------ MATERIAL SHOWN ------
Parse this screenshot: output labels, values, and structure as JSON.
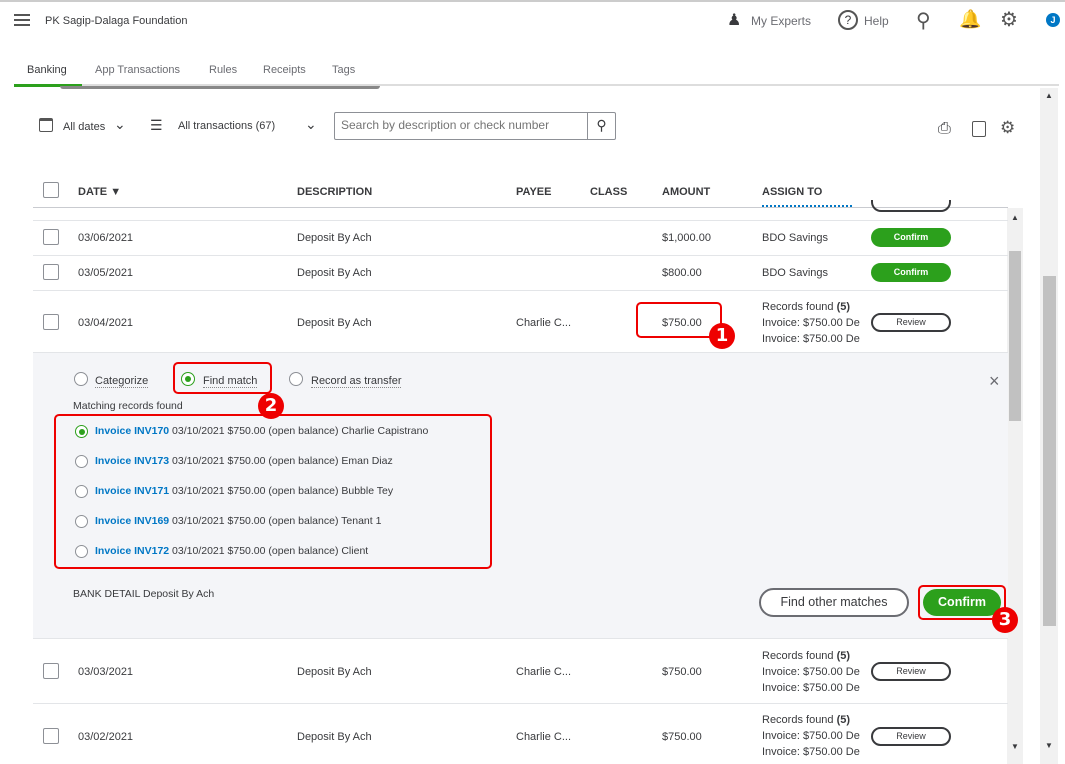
{
  "company": "PK Sagip-Dalaga Foundation",
  "header": {
    "my_experts": "My Experts",
    "help": "Help",
    "avatar": "J"
  },
  "tabs": [
    "Banking",
    "App Transactions",
    "Rules",
    "Receipts",
    "Tags"
  ],
  "filters": {
    "dates": "All dates",
    "transactions": "All transactions (67)",
    "search_placeholder": "Search by description or check number"
  },
  "columns": [
    "DATE",
    "DESCRIPTION",
    "PAYEE",
    "CLASS",
    "AMOUNT",
    "ASSIGN TO"
  ],
  "rows": [
    {
      "date": "03/06/2021",
      "description": "Deposit By Ach",
      "payee": "",
      "amount": "$1,000.00",
      "assign": "BDO Savings",
      "action": "Confirm"
    },
    {
      "date": "03/05/2021",
      "description": "Deposit By Ach",
      "payee": "",
      "amount": "$800.00",
      "assign": "BDO Savings",
      "action": "Confirm"
    },
    {
      "date": "03/04/2021",
      "description": "Deposit By Ach",
      "payee": "Charlie C...",
      "amount": "$750.00",
      "records": "Records found",
      "count": "(5)",
      "inv1": "Invoice: $750.00 De",
      "inv2": "Invoice: $750.00 De",
      "action": "Review"
    },
    {
      "date": "03/03/2021",
      "description": "Deposit By Ach",
      "payee": "Charlie C...",
      "amount": "$750.00",
      "records": "Records found",
      "count": "(5)",
      "inv1": "Invoice: $750.00 De",
      "inv2": "Invoice: $750.00 De",
      "action": "Review"
    },
    {
      "date": "03/02/2021",
      "description": "Deposit By Ach",
      "payee": "Charlie C...",
      "amount": "$750.00",
      "records": "Records found",
      "count": "(5)",
      "inv1": "Invoice: $750.00 De",
      "inv2": "Invoice: $750.00 De",
      "action": "Review"
    }
  ],
  "panel": {
    "opt_categorize": "Categorize",
    "opt_find": "Find match",
    "opt_transfer": "Record as transfer",
    "matching_label": "Matching records found",
    "matches": [
      {
        "inv": "Invoice INV170",
        "detail": "03/10/2021 $750.00 (open balance) Charlie Capistrano"
      },
      {
        "inv": "Invoice INV173",
        "detail": "03/10/2021 $750.00 (open balance) Eman Diaz"
      },
      {
        "inv": "Invoice INV171",
        "detail": "03/10/2021 $750.00 (open balance) Bubble Tey"
      },
      {
        "inv": "Invoice INV169",
        "detail": "03/10/2021 $750.00 (open balance) Tenant 1"
      },
      {
        "inv": "Invoice INV172",
        "detail": "03/10/2021 $750.00 (open balance) Client"
      }
    ],
    "bank_detail_label": "BANK DETAIL",
    "bank_detail": "Deposit By Ach",
    "find_other": "Find other matches",
    "confirm": "Confirm"
  },
  "annotations": [
    "1",
    "2",
    "3"
  ]
}
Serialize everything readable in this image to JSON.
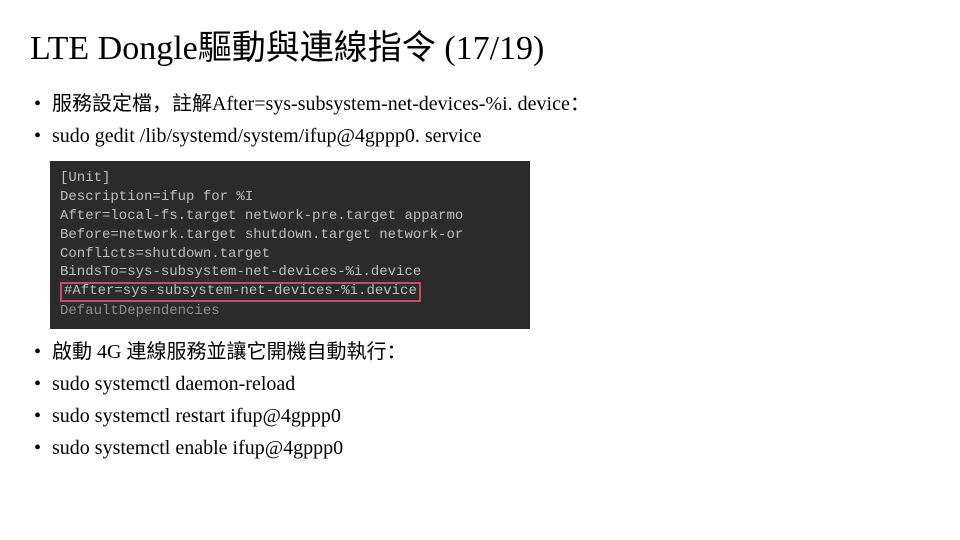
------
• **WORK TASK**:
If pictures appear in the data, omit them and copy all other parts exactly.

• **ANSWER TO THIS EXERCISE**:
Parse this screenshot: output labels, values, and structure as JSON.
{
  "company": "PK Sagip-Dalaga Foundation",
  "header": {
    "my_experts": "My Experts",
    "help": "Help",
    "avatar": "J"
  },
  "tabs": [
    "Banking",
    "App Transactions",
    "Rules",
    "Receipts",
    "Tags"
  ],
  "filters": {
    "dates": "All dates",
    "transactions": "All transactions (67)",
    "search_placeholder": "Search by description or check number"
  },
  "columns": [
    "DATE",
    "DESCRIPTION",
    "PAYEE",
    "CLASS",
    "AMOUNT",
    "ASSIGN TO"
  ],
  "rows": [
    {
      "date": "03/06/2021",
      "description": "Deposit By Ach",
      "payee": "",
      "amount": "$1,000.00",
      "assign": "BDO Savings",
      "action": "Confirm"
    },
    {
      "date": "03/05/2021",
      "description": "Deposit By Ach",
      "payee": "",
      "amount": "$800.00",
      "assign": "BDO Savings",
      "action": "Confirm"
    },
    {
      "date": "03/04/2021",
      "description": "Deposit By Ach",
      "payee": "Charlie C...",
      "amount": "$750.00",
      "records": "Records found",
      "count": "(5)",
      "inv1": "Invoice: $750.00 De",
      "inv2": "Invoice: $750.00 De",
      "action": "Review"
    },
    {
      "date": "03/03/2021",
      "description": "Deposit By Ach",
      "payee": "Charlie C...",
      "amount": "$750.00",
      "records": "Records found",
      "count": "(5)",
      "inv1": "Invoice: $750.00 De",
      "inv2": "Invoice: $750.00 De",
      "action": "Review"
    },
    {
      "date": "03/02/2021",
      "description": "Deposit By Ach",
      "payee": "Charlie C...",
      "amount": "$750.00",
      "records": "Records found",
      "count": "(5)",
      "inv1": "Invoice: $750.00 De",
      "inv2": "Invoice: $750.00 De",
      "action": "Review"
    }
  ],
  "panel": {
    "opt_categorize": "Categorize",
    "opt_find": "Find match",
    "opt_transfer": "Record as transfer",
    "matching_label": "Matching records found",
    "matches": [
      {
        "inv": "Invoice INV170",
        "detail": "03/10/2021 $750.00 (open balance) Charlie Capistrano"
      },
      {
        "inv": "Invoice INV173",
        "detail": "03/10/2021 $750.00 (open balance) Eman Diaz"
      },
      {
        "inv": "Invoice INV171",
        "detail": "03/10/2021 $750.00 (open balance) Bubble Tey"
      },
      {
        "inv": "Invoice INV169",
        "detail": "03/10/2021 $750.00 (open balance) Tenant 1"
      },
      {
        "inv": "Invoice INV172",
        "detail": "03/10/2021 $750.00 (open balance) Client"
      }
    ],
    "bank_detail_label": "BANK DETAIL",
    "bank_detail": "Deposit By Ach",
    "find_other": "Find other matches",
    "confirm": "Confirm"
  },
  "annotations": [
    "1",
    "2",
    "3"
  ]
}
Serialize everything readable in this image to JSON.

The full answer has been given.